the constipation and pain. The GP referred him to our hospital, and it was my privilege to remove what turned out to be a pretty perfect cast of his rectal passage, along with – somewhat
surprisingly – a squash ball.
A woman came into my A&E while I was on the front desk and the following conversation took place:
‘What’s the problem?’
‘I’ve got appendicitis!’
‘What makes you say it is appendicitis?’
‘Because I had it before, when I was twelve! I had to go to hospital and have an operation!’
‘You had your appendix taken out?’
‘And you think you’ve got appendicitis?’
Needless to say, it was a touch of the shits.
My colleague, a GP, recently told me about this patient he’d had. She came in to a drop-in appointment, refused to sit down in the waiting area, was sweating profusely
and highly agitated, so the receptionist decided to bump her up the list a bit.

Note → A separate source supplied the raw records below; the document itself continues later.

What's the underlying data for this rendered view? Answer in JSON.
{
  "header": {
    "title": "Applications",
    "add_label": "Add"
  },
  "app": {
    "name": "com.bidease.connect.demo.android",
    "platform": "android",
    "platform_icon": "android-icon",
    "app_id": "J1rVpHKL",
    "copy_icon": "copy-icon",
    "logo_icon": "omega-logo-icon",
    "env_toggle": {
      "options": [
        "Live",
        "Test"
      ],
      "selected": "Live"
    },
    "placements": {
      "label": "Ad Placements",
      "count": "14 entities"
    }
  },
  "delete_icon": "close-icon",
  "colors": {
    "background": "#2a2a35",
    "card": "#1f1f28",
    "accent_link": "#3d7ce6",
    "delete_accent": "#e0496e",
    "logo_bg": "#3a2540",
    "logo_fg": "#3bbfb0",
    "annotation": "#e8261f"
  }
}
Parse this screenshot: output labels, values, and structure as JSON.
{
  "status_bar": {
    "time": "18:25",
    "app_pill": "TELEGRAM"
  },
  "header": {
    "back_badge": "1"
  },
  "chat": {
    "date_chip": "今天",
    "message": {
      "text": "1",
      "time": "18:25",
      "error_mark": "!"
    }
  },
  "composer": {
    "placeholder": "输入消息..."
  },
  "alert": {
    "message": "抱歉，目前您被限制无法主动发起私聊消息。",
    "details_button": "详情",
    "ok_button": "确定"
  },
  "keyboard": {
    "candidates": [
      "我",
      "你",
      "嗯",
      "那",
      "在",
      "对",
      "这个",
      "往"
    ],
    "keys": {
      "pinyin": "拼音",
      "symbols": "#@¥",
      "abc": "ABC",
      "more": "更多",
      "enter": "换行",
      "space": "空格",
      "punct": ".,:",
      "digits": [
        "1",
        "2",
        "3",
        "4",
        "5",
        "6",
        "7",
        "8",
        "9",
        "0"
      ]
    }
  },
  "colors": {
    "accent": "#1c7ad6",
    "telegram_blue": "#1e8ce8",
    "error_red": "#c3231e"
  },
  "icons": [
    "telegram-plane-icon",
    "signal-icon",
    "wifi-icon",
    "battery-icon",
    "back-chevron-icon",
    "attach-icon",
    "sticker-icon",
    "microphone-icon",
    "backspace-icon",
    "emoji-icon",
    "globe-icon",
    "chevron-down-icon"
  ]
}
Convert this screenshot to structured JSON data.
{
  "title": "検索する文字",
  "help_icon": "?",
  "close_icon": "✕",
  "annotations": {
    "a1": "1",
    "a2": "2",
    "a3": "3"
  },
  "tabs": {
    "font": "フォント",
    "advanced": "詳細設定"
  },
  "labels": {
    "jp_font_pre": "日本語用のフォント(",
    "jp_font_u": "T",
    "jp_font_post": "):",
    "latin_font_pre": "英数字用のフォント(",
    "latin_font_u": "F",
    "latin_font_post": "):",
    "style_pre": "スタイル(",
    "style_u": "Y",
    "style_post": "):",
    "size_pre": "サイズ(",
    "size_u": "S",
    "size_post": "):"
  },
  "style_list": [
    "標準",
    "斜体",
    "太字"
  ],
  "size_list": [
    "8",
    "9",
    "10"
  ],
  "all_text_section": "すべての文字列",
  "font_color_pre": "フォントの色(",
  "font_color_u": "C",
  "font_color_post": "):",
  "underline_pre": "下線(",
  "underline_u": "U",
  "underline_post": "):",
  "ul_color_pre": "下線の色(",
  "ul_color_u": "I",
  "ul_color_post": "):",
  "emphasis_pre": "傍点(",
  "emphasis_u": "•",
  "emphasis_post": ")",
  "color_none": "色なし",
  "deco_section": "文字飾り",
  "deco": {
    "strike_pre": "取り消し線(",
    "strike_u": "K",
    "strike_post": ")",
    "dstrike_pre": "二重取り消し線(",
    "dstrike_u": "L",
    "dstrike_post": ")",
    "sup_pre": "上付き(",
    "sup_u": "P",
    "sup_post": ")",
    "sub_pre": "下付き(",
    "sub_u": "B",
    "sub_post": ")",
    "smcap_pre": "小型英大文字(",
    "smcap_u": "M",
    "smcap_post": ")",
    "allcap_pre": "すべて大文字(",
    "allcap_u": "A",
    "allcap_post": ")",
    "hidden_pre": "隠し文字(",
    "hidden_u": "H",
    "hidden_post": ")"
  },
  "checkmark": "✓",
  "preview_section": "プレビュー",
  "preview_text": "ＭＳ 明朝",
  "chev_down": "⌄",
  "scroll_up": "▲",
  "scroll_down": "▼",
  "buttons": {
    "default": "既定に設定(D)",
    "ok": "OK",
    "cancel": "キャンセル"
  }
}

When she came in she still wouldn’t sit down and blurted out, ‘I’ve got a chilli in my
‘Umm, ok, is it stuck?’ my colleague asked.
‘No, I just want some advice please!’
‘Well, my advice would be that you take the chilli out of your vagina, and never put it back in again. Not only is it dangerous, they are far better used in a good curry.’
‘Would you like to talk about
you’ve got a chilli in your vagina?’
‘No thanks, you’ve been a lot of help already,’ she said, and was out the door before the GP could say another word.
A story was doing the rounds in my area recently about a teenager with ADHD who had been taking dexamphetamine with some friends (the drug was prescribed by his local community
Adolescent Psychiatry service to stop him setting fire to his homework, among other things...). His parents had brought him in when they found him in their attic in a very, shall we say, incoherent
state. Once he’d come off his high somewhat, the doctor wanted to ask him if he’s been doing anything that might put him at risk of contracting AIDS. The boy thought for a while and
then said, ‘...screwing the dog?’
A man had inserted an acupuncture needle in his penis. We found this out only after having X-rayed, following complaints of a severe pain in his stomach. It had reached his
bladder. When we showed him this X-ray, he admitted having put it there, ‘for fun’.
I have personally removed the following items of flotsam and jetsam from various rectums over the past forty years:
Several shapes of bottle
Sex toys galore
A snapped broomstick handle
The handle of an axe, with the axe head attached but not inserted
The bauble from the end of a curtain rod (became unscrewed, apparently)
A light bulb (unbroken, thankfully)
One fluorescent tube
A champagne glass (it had smashed)
A full jar of instant coffee
A prosthetic arm
A plethora of toothbrushes
Only one cucumber, oddly
A marble pestle (luckily no mortar)
A large rubber ‘Hulk’ fist (and again, two years later)
A can of Carnation condensed milk
A mobile phone, curiously not set to vibrate mode
I was once assisting a dentist as she was doing a filling. The patient was a bear of a man, with an imposing beard. Suddenly, as I was reaching for a packing pad, I noticed an
ant running across the tray where we kept the tools. Not wanting to cause undue alarm, I decided to ignore it, and swapped the tools for sterile ones. Once the patient left I asked the dentist if
he’d seen any ants, thinking we might have a pest problem, to which she replied, ‘It was the patient. His beard was seething with them, but I didn’t want to upset him by
mentioning it. They kept trying to climb up my gloves.’
Dental assistant, Newcastle